Page 24 - Is not the whole land before thee? separate thyself, I pray thee, from me: if thou wilt take the left hand, then I will go to the right; or if thou depart to the right hand, then I will go to the left.
Page 135 - Wherefore ye must needs be subject, not only for wrath, but also for conscience" sake ; for, for this cause, pay ye tribute also; for they are God's ministers, attending continually upon this very thing. Render therefore to all their dues ; tribute, to whom tribute is due ; custom, to whom custom ; fear, to whom fear ; honor, to whom honor.
Page 138 - Lord's sake: whether it be to the king, as supreme; Or unto governors, as unto them that are sent by him for the punishment of evil-doers, and for the praise of them that do well. For so is the will of God, that with well-doing ye may put to silence the ignorance of foolish men: As free, and not using your liberty for a cloak of maliciousness, but as the servants of God.
Page 95 - For ye have need of patience; that, after ye have done the will of God, ye might receive the promise. For yet a little while, and he that shall come will come, and will not tarry.
Page 57 - And if he shall neglect to hear them, tell it unto the church : but if he neglect to hear the church, let him be unto thee as an heathen man and a publican.
Page 29 - Temures promised the garrison of Sebastia, that, if they would surrender, no blood should be shed. The garrison surrendered ; and Temures buried them all alive. Now Temures fulfilled the promise in one sense, and in the sense too in which he intended it at the time; but not in the sense in which the garrison of Sebastia actually received it, nor in the sense in which Temures himself knew...
Page 135 - For rulers are not a terror to good works, but to the evil. Wilt thou then not be afraid .of the power? do that which is good, and thou shalt have praise of the same: for he is the minister of God to thee for good.
Page 139 - To do what we will, is natural liberty ; to do what we will, consistently with the interest of the community to which we belong, is civil liberty; that is to say, the only liberty to be desired in a state of civil society.
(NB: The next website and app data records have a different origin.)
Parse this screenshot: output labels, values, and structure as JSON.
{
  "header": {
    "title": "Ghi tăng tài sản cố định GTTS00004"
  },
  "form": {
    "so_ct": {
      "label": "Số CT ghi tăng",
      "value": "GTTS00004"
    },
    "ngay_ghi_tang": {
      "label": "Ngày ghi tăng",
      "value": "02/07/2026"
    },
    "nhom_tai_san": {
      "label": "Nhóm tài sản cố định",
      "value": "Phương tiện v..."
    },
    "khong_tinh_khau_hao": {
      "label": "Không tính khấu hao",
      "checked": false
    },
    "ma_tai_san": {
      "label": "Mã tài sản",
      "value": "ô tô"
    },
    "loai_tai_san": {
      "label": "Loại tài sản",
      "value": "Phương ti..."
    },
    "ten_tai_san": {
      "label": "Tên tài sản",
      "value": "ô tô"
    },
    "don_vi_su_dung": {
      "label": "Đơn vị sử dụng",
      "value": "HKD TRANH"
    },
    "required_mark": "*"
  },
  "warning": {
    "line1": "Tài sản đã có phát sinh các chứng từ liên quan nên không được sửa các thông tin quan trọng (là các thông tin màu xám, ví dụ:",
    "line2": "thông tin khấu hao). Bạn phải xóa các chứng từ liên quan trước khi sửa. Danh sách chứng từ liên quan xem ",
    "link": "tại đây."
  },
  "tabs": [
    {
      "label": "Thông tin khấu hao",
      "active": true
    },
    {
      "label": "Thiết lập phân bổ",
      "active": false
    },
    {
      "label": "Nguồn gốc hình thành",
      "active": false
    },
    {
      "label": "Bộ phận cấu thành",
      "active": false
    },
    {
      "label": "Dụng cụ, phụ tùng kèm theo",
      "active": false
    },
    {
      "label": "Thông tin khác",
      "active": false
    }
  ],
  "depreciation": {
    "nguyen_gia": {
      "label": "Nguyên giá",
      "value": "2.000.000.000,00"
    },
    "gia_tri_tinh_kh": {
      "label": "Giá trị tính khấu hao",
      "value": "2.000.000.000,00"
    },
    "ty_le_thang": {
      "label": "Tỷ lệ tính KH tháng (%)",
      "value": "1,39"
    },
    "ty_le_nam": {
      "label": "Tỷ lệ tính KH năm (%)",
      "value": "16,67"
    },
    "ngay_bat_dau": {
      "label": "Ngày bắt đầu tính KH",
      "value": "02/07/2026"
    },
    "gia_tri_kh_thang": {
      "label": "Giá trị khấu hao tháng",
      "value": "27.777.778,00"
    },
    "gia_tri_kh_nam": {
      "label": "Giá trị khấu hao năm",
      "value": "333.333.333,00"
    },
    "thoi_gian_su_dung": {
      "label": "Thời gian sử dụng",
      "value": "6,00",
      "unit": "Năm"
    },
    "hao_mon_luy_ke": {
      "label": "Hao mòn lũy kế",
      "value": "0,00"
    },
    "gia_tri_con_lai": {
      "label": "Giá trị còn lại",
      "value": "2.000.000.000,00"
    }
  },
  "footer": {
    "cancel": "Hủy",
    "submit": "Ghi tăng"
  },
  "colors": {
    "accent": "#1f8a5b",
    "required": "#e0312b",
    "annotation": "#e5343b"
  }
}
Page 109 - Wherefore I caused them to go forth out of the land of Egypt, and brought them into the wilderness. And I gave them my statutes, and shewed them my judgments, which if a man do, he shall even live in them. Moreover also I gave them my sabbaths, to be a sign between me and them, that they might know that I am the Lord that sanctify them.